__Given information__.
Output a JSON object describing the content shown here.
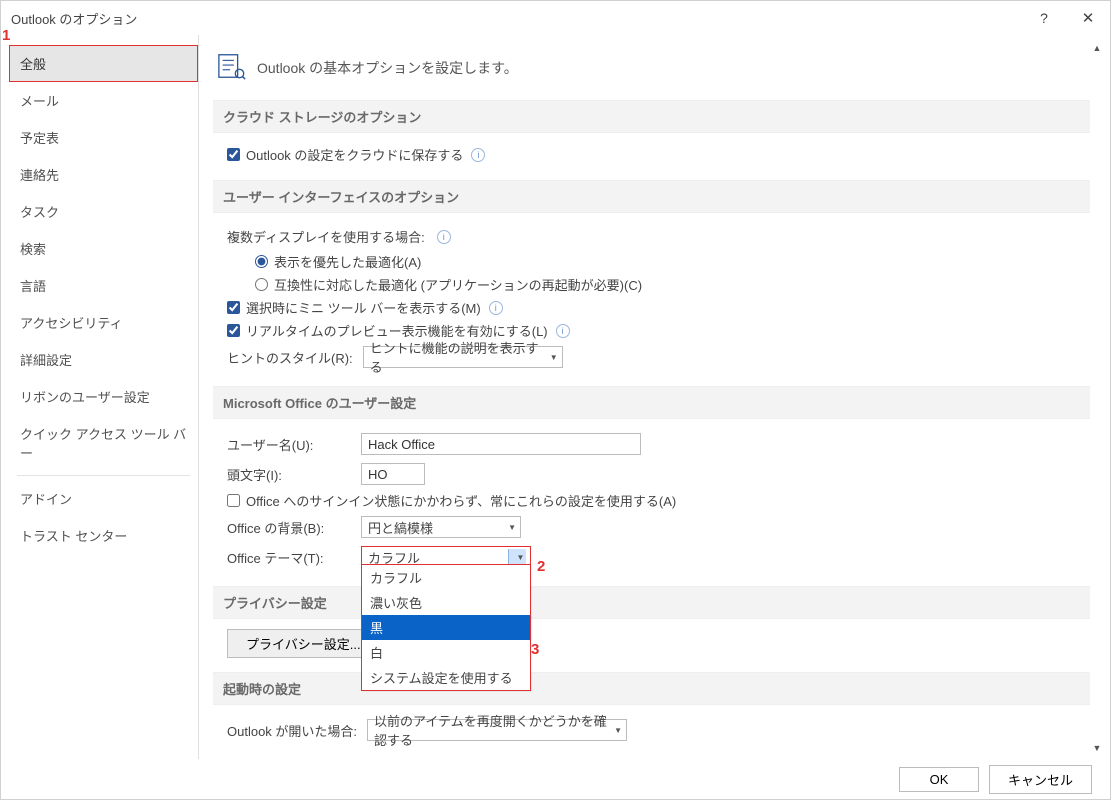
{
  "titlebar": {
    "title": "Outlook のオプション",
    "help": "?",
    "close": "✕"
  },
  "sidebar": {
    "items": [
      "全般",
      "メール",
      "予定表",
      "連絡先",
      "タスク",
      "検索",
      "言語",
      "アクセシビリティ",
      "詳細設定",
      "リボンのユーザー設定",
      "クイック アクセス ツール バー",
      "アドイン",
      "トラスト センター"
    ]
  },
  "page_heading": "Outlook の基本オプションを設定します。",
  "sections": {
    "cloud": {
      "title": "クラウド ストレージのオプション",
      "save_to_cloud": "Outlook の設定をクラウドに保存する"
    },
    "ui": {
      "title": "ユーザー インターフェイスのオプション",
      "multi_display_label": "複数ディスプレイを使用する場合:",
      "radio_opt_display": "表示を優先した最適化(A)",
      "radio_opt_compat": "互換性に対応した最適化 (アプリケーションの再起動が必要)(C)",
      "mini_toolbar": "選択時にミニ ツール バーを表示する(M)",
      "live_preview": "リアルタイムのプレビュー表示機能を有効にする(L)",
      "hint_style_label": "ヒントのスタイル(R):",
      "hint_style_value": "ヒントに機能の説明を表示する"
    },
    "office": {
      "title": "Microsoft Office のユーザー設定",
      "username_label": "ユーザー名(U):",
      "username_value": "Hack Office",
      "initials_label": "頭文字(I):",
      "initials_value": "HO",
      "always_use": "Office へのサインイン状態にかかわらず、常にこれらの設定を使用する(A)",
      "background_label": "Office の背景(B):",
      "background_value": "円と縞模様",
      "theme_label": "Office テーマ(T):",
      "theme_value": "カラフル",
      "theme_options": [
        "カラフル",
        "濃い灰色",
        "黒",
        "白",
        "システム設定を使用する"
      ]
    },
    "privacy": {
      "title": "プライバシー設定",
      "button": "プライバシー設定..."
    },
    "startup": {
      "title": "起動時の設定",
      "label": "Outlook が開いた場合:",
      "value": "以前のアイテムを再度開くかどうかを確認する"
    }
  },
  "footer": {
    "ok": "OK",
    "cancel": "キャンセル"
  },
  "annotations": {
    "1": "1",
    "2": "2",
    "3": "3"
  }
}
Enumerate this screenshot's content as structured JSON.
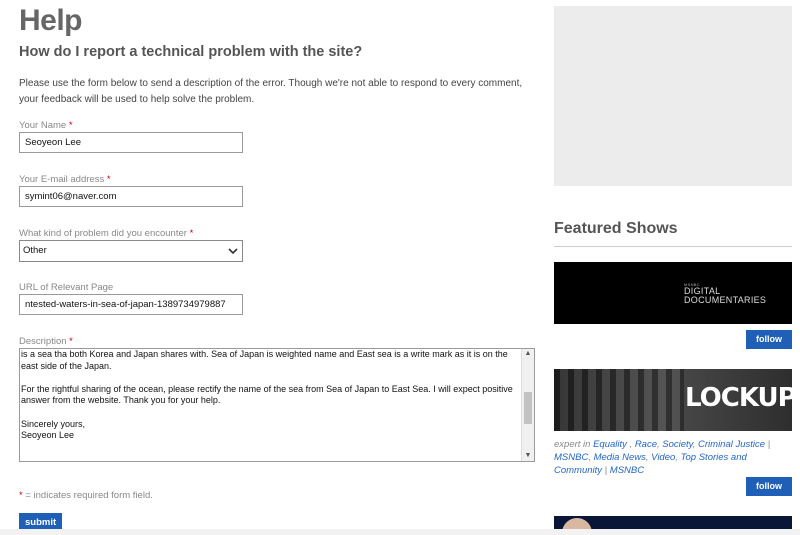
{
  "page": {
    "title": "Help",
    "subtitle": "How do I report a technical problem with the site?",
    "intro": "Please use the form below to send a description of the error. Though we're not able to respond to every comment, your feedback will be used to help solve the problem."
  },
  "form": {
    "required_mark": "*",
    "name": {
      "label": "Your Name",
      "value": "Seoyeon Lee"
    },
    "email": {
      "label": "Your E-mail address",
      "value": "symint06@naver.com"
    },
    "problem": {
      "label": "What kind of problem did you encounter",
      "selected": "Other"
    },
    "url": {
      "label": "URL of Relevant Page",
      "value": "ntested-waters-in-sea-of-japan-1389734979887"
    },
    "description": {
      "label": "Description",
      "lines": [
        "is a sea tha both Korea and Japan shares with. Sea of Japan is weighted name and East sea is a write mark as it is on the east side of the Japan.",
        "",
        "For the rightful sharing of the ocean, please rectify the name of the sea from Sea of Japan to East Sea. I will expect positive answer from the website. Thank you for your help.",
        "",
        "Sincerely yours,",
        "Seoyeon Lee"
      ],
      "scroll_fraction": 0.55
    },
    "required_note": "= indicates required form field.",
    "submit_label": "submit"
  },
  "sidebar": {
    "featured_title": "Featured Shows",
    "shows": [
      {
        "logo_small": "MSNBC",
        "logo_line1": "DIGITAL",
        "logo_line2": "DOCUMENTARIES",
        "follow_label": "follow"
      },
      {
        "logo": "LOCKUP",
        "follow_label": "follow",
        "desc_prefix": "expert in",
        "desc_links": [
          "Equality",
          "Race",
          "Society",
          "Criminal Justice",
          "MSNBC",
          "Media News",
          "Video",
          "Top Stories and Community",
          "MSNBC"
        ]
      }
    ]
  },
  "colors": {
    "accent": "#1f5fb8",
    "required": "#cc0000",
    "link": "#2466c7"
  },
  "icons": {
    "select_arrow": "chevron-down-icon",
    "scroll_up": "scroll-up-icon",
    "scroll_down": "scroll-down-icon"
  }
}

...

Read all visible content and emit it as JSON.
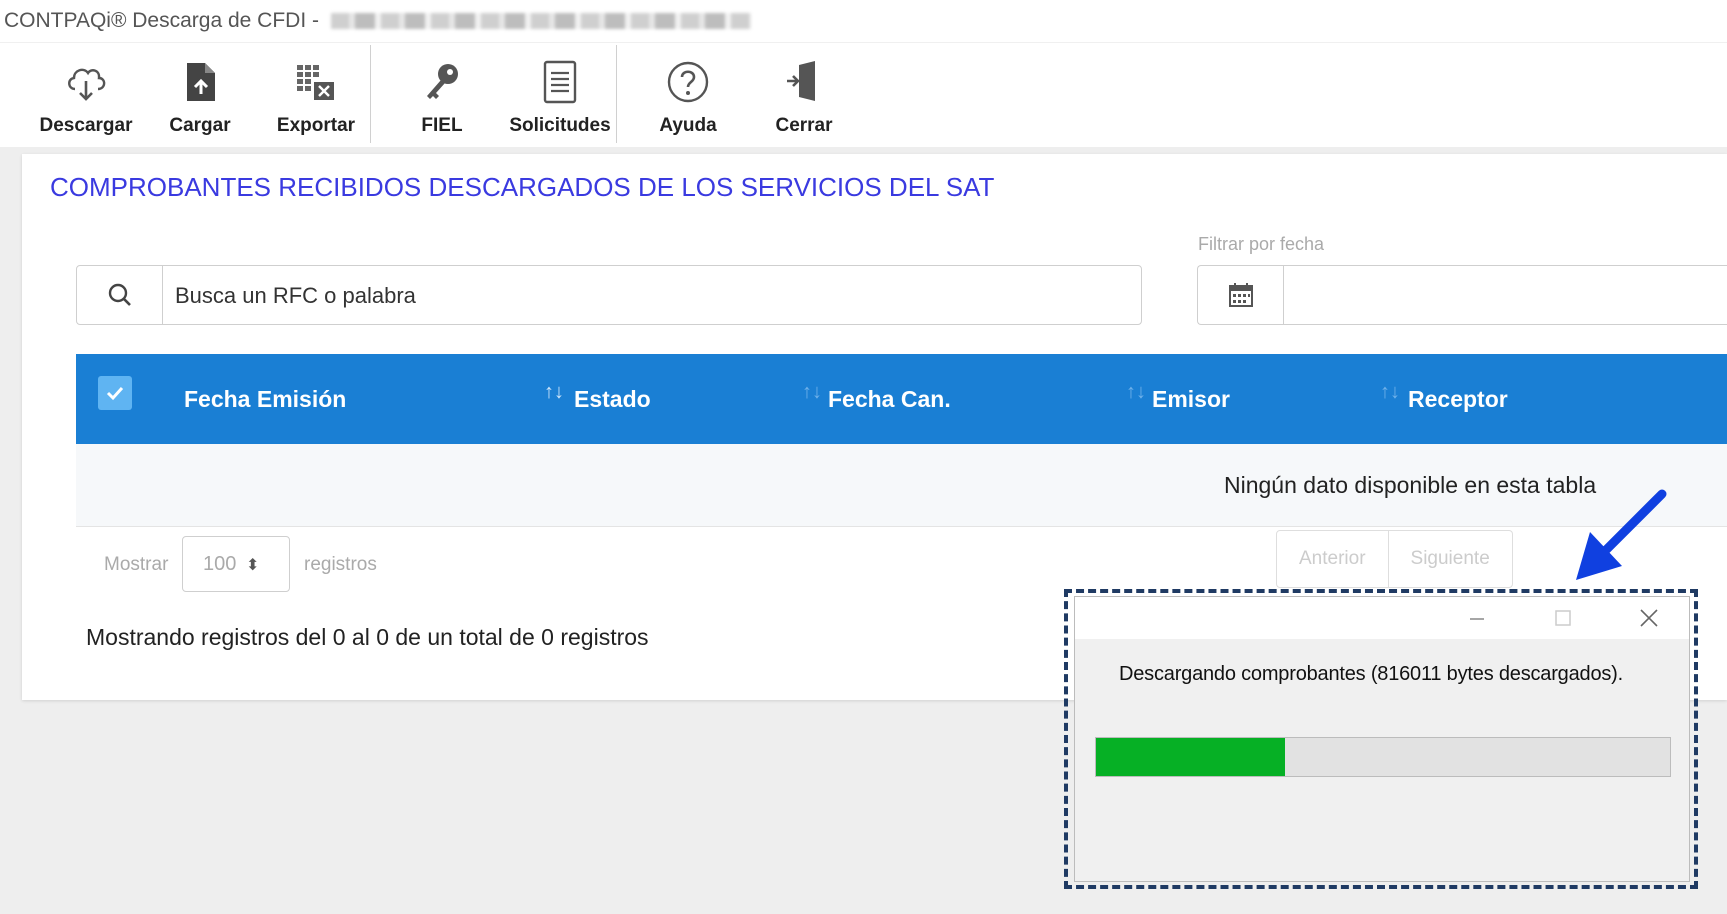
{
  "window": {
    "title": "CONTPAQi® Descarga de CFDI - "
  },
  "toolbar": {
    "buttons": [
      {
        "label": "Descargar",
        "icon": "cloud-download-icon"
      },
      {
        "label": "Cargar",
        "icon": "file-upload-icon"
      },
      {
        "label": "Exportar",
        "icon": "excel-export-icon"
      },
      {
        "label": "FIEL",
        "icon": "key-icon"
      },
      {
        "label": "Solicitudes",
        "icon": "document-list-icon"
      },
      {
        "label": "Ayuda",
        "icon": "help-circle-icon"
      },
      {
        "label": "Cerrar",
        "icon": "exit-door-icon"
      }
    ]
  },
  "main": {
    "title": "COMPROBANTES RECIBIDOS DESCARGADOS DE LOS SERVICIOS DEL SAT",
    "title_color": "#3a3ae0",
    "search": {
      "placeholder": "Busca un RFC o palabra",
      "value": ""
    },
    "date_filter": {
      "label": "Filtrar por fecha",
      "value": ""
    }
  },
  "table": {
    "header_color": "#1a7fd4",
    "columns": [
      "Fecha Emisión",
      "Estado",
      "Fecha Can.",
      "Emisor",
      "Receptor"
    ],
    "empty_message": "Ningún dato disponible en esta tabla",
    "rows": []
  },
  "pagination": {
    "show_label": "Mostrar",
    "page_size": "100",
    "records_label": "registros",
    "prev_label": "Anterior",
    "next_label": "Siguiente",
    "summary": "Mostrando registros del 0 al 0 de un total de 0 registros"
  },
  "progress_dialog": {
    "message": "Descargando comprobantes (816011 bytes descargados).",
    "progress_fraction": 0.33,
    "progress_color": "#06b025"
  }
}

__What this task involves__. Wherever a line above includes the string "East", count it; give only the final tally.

__Answer for the task__. 2